Founded in 1755, Yangon, the former capital of Burma, was christened with a name meaning "end of strife." Yet Burma is a country that has endured three Anglo-Burmese Wars with Britain between 1824 and 1885, as well as the devastation of World War II during which the Japanese defeated the British before Allied troops launched a series of counteroffensives that ravaged the country.
Decades of military rule and oppression were followed by Cyclone Nargis in 2008, the worst natural disaster in Burmese history, which left more than 1 million Burmese homeless.
One day on the motor coach, our guide breaks down as she attempts a response to a question about life under the military regime.

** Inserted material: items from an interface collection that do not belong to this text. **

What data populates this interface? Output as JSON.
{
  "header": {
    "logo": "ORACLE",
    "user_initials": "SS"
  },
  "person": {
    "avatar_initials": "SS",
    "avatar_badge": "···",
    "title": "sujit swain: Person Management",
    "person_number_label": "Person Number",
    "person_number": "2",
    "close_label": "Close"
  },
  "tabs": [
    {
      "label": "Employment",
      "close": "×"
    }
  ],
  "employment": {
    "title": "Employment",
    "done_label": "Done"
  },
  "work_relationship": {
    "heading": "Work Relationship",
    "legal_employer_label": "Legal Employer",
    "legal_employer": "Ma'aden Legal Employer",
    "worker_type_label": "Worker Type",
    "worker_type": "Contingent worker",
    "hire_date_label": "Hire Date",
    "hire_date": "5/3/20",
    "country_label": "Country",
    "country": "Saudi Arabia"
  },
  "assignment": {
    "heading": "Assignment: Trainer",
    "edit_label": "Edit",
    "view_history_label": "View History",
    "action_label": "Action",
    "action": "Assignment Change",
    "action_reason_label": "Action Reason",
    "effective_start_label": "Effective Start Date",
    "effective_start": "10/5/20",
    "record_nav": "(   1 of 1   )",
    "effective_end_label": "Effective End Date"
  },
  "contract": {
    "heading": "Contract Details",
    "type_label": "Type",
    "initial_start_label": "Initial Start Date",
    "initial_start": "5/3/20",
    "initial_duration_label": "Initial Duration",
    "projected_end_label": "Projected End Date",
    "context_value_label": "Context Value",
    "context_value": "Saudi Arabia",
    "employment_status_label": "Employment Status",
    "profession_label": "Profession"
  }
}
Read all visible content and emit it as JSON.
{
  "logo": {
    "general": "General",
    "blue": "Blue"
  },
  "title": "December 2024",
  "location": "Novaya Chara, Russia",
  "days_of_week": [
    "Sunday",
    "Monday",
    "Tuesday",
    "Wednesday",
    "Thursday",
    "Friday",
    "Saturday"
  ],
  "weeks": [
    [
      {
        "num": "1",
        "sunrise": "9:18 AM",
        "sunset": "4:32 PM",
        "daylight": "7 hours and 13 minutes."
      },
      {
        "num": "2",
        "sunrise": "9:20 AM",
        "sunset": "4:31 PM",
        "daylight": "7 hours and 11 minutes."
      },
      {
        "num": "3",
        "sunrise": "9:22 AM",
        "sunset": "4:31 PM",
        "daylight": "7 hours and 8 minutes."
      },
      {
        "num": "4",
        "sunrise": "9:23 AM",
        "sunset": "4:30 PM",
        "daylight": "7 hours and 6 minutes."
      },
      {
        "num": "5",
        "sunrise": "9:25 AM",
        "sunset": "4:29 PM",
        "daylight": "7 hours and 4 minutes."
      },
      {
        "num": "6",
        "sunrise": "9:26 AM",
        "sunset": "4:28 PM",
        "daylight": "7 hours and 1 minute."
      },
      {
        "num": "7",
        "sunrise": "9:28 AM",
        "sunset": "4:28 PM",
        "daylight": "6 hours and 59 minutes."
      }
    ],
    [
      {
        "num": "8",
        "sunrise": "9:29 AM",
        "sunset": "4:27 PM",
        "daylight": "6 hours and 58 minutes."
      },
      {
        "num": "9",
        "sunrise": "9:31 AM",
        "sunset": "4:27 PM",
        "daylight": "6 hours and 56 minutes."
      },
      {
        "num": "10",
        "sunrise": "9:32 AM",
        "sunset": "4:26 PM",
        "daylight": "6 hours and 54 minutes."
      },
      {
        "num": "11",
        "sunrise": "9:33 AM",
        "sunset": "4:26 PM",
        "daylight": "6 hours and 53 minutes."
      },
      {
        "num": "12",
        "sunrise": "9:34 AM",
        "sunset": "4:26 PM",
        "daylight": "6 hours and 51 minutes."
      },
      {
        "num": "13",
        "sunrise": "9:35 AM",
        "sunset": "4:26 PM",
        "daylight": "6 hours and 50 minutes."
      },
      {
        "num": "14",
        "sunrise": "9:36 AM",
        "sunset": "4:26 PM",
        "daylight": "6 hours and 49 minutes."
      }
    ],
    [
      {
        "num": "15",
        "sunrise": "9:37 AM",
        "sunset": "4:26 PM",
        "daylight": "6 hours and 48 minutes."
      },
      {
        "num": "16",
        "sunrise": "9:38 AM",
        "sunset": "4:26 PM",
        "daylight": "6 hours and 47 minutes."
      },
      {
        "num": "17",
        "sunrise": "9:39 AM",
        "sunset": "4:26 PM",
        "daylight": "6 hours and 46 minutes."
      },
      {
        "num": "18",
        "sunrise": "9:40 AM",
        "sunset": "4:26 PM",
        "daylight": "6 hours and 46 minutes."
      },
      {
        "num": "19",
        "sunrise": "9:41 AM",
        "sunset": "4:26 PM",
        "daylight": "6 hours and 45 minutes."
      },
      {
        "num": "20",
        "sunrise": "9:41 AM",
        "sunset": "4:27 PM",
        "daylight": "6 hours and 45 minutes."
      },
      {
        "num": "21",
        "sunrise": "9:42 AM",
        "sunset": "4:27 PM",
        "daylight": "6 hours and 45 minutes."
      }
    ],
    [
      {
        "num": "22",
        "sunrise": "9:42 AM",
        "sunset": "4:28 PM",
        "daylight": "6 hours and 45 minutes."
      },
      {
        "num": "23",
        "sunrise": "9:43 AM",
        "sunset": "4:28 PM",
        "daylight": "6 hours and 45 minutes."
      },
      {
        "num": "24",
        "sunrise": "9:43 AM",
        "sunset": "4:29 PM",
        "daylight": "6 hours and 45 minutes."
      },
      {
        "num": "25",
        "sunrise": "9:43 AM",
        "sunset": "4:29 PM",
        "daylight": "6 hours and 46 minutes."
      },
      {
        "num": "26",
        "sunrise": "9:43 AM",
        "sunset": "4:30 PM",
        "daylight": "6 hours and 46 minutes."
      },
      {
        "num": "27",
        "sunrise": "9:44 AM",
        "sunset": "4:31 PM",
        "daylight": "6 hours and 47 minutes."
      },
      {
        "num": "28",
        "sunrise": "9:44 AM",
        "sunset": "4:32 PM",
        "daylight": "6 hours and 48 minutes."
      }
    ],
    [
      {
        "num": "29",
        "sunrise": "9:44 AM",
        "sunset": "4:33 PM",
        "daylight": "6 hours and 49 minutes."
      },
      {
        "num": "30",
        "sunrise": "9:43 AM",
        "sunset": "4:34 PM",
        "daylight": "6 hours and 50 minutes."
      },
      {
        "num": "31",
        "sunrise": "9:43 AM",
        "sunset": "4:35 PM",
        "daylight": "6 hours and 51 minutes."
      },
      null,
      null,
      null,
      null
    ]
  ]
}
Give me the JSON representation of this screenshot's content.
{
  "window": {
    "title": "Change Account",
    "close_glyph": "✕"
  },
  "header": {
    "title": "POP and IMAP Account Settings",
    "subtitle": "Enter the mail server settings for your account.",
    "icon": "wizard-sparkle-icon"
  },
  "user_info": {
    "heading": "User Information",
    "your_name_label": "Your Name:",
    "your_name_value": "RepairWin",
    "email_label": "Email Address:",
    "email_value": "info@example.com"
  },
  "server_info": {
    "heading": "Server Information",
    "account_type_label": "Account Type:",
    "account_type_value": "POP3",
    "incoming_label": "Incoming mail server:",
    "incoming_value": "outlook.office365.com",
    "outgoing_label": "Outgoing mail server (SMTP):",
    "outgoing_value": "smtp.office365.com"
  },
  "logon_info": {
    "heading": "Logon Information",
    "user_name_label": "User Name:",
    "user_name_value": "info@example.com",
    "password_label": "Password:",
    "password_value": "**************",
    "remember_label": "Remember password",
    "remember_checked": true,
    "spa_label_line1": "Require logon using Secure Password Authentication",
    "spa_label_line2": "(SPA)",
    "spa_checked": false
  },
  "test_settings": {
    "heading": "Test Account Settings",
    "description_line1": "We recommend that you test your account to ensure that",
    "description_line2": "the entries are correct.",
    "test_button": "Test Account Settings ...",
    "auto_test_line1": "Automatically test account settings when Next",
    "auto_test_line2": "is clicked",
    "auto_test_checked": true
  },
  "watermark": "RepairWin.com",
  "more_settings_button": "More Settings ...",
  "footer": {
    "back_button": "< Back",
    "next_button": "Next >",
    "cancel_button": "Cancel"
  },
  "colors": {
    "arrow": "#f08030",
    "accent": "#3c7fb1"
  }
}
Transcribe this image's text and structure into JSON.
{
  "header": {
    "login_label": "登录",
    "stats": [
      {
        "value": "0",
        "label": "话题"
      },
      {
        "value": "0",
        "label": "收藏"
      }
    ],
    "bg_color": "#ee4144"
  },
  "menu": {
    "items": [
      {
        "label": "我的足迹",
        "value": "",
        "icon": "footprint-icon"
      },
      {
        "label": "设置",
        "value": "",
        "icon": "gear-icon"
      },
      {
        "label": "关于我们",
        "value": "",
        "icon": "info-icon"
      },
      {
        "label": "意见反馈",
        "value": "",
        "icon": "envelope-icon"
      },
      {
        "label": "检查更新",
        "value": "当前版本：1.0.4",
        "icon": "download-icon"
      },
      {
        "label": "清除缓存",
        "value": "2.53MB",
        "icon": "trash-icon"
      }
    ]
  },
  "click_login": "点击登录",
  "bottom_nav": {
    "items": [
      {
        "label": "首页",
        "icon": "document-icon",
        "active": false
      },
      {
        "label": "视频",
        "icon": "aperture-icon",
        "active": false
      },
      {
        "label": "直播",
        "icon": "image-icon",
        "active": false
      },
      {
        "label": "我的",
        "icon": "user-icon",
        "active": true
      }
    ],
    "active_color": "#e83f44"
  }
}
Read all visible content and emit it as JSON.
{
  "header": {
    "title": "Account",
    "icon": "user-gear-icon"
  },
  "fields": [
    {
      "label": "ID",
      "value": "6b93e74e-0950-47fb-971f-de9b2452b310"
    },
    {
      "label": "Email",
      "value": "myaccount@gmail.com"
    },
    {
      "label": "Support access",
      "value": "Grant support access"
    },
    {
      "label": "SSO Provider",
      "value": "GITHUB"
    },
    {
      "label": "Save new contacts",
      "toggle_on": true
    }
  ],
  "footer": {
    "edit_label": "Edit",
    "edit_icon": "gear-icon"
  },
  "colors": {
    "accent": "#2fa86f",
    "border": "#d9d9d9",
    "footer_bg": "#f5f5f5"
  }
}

Her heartfelt soliloquy about the regime's impact on her family leaves her listeners stunned and silent.
And yet in spite of such deprivation and hardship, it's likely that nearly everywhere that you travel throughout Burma, you will be greeted with smiles and ingenuous offerings of hospitality and kindness.
With a 1,200-mile coastline along the Bay of Bengal and the Andaman Sea, Burma has been attracting visitors since at least the 1st century AD when sailors, as recounted by Ptolemy, crossed the Bay of Bengal on trading voyages from the Ganges to the Strait of Malacca. For centuries, visitors to Burma have served as ambassadors, reporting back to the rest of the world. Obama's visit in November 2012, two weeks after his re-election, was the first visit to the country by a sitting President of the US.
"You are here before this country has been sanitized by tourism," another guide asserts. The dissolution of the military junta occurred in March 2011 and the first stirrings of democracy now appearing in Burma are perhaps not unlike the first months after the Americans threw off the British military in 1783.
Burma's newly-introduced flag features three stripes, which symbolize solidarity, peace and tranquility, and courage. Nearly 90 percent of Burma's population is Buddhist and Buddhist monks were at the forefront of the independence movement in 1948, which was a harbinger to the Saffron Revolution in 2007.
The most sacred pilgrimage site in all of Burma is the 2,600-year-old Shwedagon Pagoda, a reliquary of four Buddhas, which includes eight hairs from Lord Buddha, the founder of Buddhism. Topped by a 76-carat diamond and sheathed in gold plates (with more than 4,500 diamonds), the pagoda's 320-foot stupa dominates the Yangon skyline.
A visit to Shwedagon in the evening, around sunset, is one of the most mystical experiences imaginable in Burma. Buzzing with the chants and prayers of Buddhist monks and worshippers, Shwedagon is a wonderland of shimmering light and candles, flowers and flags, and the glow of gold in the gloaming. In the words of Rudyard Kipling, Shwedagon is "a golden mystery...a beautiful winking wonder."
If you yearn to travel to Kipling's "winking wonder," you might consider a cruise aboard the Aegean Odyssey, a mid-sized ship designed for coastal cruising. Winner of the "Best Specialist Cruise Line 2012," Voyages to Antiquity's Aegean Odyssey inaugurated their Southeast Asia cruises two years ago.
An eight-deck ship with a capacity of 380 passengers and 180 crew members, the Aegean Odyssey easily navigates the great rivers of Southeast Asia and fits comfortably into smaller harbors. The two-to-one passenger/crew ratio affords a remarkable degree of pampering aboard a ship where the drink of choice is Champagne and where the majority of guests hail from Britain, the US, and Canada. More than one third of the passengers are repeat visitors, which creates a convivial on-board atmosphere similar to an extended family reunion. Daily lecturers include the estimable British war correspondent Martin Bell and the authors of tomes on Burma's Nobel Peace Prize winner Aung San Suu Kyi and the history of Burmese democracy.
As Kipling wrote in 1889, "This is Burma, and it will be quite unlike any land you know about." A cruise on the Aegean Odyssey provides the perfect opportunity for that "once-in-a-lifetime" visit to a land that has fascinated travelers since the ancients.